    The Gambia has recorded its first two cases of a coronavirus strain first detected in the UK, news agencies report.

    Health Minister Ahmadou Samateh told lawmakers the strain was detected in two people entering the country, the AFP reports.

    A second official, director of health services Mustapha Bittaye is quoted by Reuters as saying the first case was a man who had travelled from the UK, while the other was a Gambian woman.

    The ministry said it was tracking down the origins of transmission.

    The World Health Organization in its latest update listed 50 countries where the variant had been detected.

    None of the 50 countries was in the African continent.

  14. 'Unique' Covid-19 variant detected in Kenya

    A woman walks past the graffiti mural related to the COVID-19 coronavirus painted by the residential art group, art360, at the Kibera slum in Nairobi on June 2, 2020.
    Image caption: Kenya has had nearly 100,000 cases of Covid-19

    A new variant of the coronavirus has been detected in Kenya, preliminary research by the state-linked Kenya Medical Research Institute (Kemri) has revealed.

    The variant, unique to Kenya, had been detected in the south-east of the country following a study done between June and October, Kemri said.

    More research needed to be done to asses the impact of the variant, it added. It is perfectly normal for viruses to mutate, scientists say.

    Kenya has so far recorded nearly 100,000 cases of Covid-19 and more than 1,700 deaths.

    Meanwhile, the faster-spreading South African variant has been detected in three African states - neighbouring Botswana, Zambia and The Gambia in West Africa, the World Health Organization (WHO) has said.

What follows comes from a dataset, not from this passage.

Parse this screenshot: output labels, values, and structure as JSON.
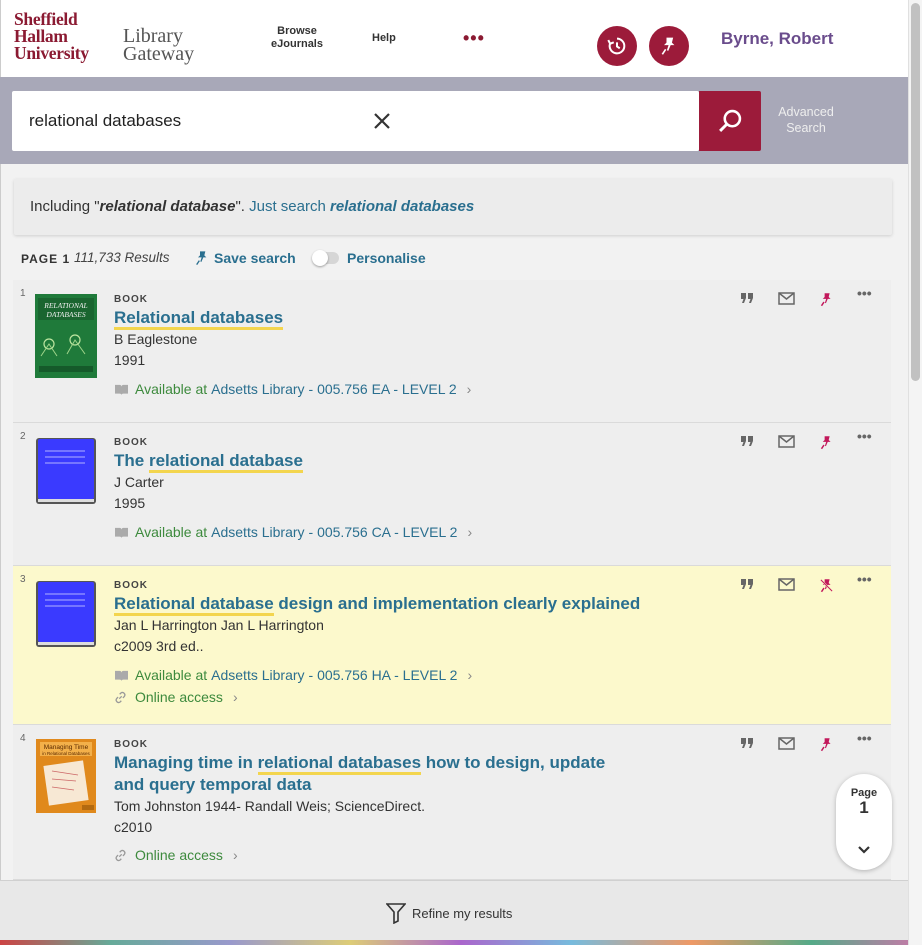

    Africa has now topped three million Covid-19 cases, and daily case numbers were exceeding the first wave peak, it said.

    An average of 25,223 cases were reported each day between 28 December 2020 and 10 January 2021 in Africa, which is nearly 39% higher than the July 2020 two-week peak of 18,104 daily average cases, the WHO said.

    "Revamped public health measures are ever more critical to avert a runaway surge in infections that could stretch health facilities to the breaking point," it added.

    Read more:

  15. The Gambia explains voter registration delay

    BBC Monitoring

    The world through its media

    A street in Gambia's capital Banjul
    Image caption: Gambians will elect their next president at the end of 2021

    The Gambian electoral commission has defended its decision to postpone the voter registration exercise ahead of the 4 December presidential election.

    It cited logistical challenges around "procurement of materials and equipment needed for the successful conduct of the vote registration", The Point news website reports.

    The commission has however assured citizens that the delay will not affect the electoral calendar, insisting that the December polls will still go ahead as planned.

    The decision to postpone voter registration sparked a lot of debate, especially among the political class.

    The Standard news website reported that President Adama Barrow advised the electoral body against delaying the presidential election.

    Civil society groups are demanding an emergency meeting about the postponement, the website reports.

    In December 2019 the banned "Operation Three Years Jotna" movement staged protests in the capital Banjul to pressure President Barrow to honour his 2016 promise to stand down after a three-year transitional period.